For a long time Cruzan, a distillery on St. Croix in the U.S. Virgin Islands, was the only maker of this style, which is distilled from blackstrap molasses, with more of the pitch-black stuff added before bottling for flavour and colour. Until now, that single dusty bottle of Cruzan on the bottom shelf of my home bar was the only expression I was aware of.
I never suspected the second blackstrap I’d taste would be from the GTA, but here we are: a blackstrap rum is now being produced (in micro amounts) in Vaughan by Last Straw Distillery.
Mike Hook, one of the distillery’s founders, says that it’s the first rum produced around Toronto since Gooderham & Worts closed in 1990. (Canada’s definition of rum stipulates that the spirit must be aged for at least a year in wood).
Hook says that the decision to dabble in this esoteric rum style was born of resourcefulness: blackstrap molasses (which Last Straw sources from the Caribbean) is cheaper than the fancy-grade molasses used in most other rums. Then why the hell is this style so rare?
“Because it’s pretty horrible to work with,” laughs Hook.
“Fine or fancy molasses has far less organic matter in it, which is why it’s not as dark or char-like in its molasses form.
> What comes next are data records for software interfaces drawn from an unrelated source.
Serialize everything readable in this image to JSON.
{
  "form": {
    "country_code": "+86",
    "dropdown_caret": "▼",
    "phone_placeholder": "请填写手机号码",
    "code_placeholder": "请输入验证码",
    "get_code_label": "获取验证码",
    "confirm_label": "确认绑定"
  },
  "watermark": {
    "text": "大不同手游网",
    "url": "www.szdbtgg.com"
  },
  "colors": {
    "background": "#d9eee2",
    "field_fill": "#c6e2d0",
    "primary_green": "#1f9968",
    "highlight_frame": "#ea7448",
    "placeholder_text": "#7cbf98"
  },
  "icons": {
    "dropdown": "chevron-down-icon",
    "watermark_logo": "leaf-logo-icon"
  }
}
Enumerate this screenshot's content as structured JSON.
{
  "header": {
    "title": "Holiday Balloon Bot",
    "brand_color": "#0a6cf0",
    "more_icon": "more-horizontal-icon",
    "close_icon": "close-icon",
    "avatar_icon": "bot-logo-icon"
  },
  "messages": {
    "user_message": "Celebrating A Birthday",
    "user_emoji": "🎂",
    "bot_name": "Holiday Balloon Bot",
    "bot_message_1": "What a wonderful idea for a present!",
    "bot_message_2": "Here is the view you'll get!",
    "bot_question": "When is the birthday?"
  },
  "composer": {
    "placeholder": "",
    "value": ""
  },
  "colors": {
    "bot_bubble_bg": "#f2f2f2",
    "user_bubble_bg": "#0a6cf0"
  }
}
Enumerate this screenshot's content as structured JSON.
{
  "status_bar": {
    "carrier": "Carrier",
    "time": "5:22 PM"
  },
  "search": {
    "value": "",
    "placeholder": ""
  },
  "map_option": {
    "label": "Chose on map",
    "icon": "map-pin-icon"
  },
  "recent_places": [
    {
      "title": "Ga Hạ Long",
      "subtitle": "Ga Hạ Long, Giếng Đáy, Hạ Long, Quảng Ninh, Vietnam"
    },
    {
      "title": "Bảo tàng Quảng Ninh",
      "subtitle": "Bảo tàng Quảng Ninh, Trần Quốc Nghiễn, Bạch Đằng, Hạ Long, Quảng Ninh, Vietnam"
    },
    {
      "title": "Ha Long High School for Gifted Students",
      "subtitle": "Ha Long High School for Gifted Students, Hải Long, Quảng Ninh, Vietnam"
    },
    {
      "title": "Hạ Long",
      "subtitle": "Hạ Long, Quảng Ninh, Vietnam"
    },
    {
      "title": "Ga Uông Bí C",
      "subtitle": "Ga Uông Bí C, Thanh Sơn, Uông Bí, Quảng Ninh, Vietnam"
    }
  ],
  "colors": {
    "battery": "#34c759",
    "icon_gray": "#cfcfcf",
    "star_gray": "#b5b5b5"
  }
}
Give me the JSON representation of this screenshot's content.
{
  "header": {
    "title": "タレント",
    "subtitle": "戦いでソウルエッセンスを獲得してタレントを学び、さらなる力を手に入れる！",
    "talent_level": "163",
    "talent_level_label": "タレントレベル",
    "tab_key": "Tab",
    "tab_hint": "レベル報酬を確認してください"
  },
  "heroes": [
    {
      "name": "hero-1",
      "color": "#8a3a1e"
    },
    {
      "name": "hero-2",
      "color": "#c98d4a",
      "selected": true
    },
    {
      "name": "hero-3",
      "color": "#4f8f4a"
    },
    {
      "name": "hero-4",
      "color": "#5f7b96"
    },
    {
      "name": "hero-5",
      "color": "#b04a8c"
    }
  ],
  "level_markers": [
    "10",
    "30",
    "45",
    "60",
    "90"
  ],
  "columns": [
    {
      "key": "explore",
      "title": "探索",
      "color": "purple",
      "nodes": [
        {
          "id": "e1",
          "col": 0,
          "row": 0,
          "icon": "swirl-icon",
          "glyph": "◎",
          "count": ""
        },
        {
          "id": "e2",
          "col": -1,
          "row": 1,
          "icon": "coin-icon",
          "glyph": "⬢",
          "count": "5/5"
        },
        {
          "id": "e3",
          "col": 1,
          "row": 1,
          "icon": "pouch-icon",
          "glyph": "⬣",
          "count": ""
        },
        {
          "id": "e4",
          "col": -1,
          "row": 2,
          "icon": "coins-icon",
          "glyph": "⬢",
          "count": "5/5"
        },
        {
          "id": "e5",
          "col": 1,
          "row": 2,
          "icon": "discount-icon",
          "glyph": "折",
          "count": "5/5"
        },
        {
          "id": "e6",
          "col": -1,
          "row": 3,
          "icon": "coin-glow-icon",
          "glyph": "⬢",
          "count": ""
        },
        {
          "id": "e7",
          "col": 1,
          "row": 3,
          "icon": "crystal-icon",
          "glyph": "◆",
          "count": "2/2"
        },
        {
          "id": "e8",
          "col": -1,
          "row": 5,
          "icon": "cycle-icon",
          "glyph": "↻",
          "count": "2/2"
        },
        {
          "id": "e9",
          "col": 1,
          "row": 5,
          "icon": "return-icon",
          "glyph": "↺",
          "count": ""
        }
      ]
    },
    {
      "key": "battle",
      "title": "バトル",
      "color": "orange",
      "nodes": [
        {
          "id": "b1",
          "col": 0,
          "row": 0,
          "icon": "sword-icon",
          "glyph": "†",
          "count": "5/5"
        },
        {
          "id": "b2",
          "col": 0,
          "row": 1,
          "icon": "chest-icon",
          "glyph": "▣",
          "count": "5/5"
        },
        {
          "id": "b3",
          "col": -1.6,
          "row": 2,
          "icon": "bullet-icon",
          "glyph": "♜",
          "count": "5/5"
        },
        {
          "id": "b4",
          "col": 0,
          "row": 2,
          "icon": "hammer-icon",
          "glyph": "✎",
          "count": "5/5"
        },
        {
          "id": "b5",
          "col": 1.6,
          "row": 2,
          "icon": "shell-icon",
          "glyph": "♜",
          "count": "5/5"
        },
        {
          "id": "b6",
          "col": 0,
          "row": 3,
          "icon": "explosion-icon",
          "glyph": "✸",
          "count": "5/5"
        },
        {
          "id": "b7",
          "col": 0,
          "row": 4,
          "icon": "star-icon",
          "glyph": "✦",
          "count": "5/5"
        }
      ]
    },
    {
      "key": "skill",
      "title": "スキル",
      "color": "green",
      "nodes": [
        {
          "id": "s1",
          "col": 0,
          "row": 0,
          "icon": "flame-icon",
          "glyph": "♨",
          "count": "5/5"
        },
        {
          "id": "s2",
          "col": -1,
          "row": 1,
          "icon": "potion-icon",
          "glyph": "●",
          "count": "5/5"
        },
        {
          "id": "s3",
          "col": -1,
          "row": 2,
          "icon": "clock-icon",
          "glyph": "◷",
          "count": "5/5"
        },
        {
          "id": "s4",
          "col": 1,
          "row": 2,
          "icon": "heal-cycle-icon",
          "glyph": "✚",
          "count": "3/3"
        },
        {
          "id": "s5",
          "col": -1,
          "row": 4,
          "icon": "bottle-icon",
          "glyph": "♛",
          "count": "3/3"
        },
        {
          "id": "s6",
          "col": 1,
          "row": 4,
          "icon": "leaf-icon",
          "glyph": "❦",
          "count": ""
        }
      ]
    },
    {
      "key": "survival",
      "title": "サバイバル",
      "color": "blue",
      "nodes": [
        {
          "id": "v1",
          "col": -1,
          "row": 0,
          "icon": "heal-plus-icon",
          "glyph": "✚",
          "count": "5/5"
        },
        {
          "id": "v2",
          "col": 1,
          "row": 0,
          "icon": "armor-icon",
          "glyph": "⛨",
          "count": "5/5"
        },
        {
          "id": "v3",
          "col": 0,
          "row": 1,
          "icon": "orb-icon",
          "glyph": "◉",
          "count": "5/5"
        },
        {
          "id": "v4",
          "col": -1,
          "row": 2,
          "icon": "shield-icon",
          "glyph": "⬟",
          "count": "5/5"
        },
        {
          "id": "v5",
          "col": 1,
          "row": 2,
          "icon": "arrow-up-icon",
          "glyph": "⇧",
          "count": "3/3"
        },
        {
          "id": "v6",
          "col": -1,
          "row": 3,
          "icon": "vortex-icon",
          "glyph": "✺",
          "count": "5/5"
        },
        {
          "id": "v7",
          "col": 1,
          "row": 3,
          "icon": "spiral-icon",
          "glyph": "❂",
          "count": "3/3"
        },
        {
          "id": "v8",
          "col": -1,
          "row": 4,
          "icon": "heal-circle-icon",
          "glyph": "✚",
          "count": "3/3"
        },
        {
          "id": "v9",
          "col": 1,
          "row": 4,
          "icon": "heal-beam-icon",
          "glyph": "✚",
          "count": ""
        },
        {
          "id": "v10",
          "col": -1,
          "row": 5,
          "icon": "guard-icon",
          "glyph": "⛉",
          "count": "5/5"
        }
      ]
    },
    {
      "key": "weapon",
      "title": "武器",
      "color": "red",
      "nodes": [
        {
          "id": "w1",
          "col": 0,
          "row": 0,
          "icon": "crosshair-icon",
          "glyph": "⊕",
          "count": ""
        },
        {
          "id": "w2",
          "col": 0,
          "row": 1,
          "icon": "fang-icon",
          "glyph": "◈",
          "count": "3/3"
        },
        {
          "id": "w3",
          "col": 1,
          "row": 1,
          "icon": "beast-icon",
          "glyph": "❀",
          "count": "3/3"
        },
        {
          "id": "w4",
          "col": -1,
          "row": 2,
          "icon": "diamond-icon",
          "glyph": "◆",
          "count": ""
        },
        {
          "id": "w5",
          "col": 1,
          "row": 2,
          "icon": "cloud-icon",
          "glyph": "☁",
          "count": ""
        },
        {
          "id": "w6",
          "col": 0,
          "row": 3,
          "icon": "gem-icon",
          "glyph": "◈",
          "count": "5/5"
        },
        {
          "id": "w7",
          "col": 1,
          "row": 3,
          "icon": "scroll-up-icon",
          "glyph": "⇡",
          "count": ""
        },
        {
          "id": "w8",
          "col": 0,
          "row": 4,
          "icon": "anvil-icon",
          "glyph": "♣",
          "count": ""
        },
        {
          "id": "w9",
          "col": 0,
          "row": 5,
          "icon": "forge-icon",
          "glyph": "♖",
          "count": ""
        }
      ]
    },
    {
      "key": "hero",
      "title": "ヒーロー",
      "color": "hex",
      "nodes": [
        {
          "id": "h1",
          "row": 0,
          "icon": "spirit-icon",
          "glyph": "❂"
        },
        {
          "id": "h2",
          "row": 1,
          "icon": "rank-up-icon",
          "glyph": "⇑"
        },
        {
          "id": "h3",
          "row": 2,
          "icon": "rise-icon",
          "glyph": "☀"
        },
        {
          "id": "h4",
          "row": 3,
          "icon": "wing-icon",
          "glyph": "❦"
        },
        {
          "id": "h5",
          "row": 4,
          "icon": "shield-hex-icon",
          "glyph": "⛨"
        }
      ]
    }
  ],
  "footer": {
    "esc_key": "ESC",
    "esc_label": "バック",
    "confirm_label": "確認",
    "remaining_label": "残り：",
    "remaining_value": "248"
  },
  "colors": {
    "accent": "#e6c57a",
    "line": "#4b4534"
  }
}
Those organic materials create more congeners [non-alcoholic by-products of fermentation], which give a lot more flavour and strange and wonderful elements coming off the still, but the yeast has a really hard time breaking down the sugars.”
Though an initial run tasted promising before aging, 60 litres of blackstrap molasses produced a pathetic 10 litres of absolute alcohol – an unacceptable ratio, especially for indie distilling outfits lacking the corporate bankroll of booze conglomerates.
“The flavour was fantastic, but there was so much sugar left behind in the molasses,” says Hook.
The quest for economy demanded further experimentation, like the addition of refined sugar into the mix to beef up the tiny volume of usable spirit running off the still. But the process was kiboshed because the distillate just didn’t taste the same.
Months later, after multiple distillations and yeast strains, Last Straw had a product they were happy with – a fiery, fruity blackstrap spirit that went into oak, in this case a former American whiskey barrel, exactly a year ago.
Unlike Cruzan’s version, Last Straw’s distiller, Don Dimonte, chose not to finish his rum with a dark daub of blackstrap molasses, a decision I fully support.
Only 120 bottles were released on May 19, but the contents of another cask should roll out in December, right on time for toddies. Until then, mix this local blackstrap with aromas like sweet varnished cedar, banana and lightly roasted coffee in fruity cocktails or Cuba Libres.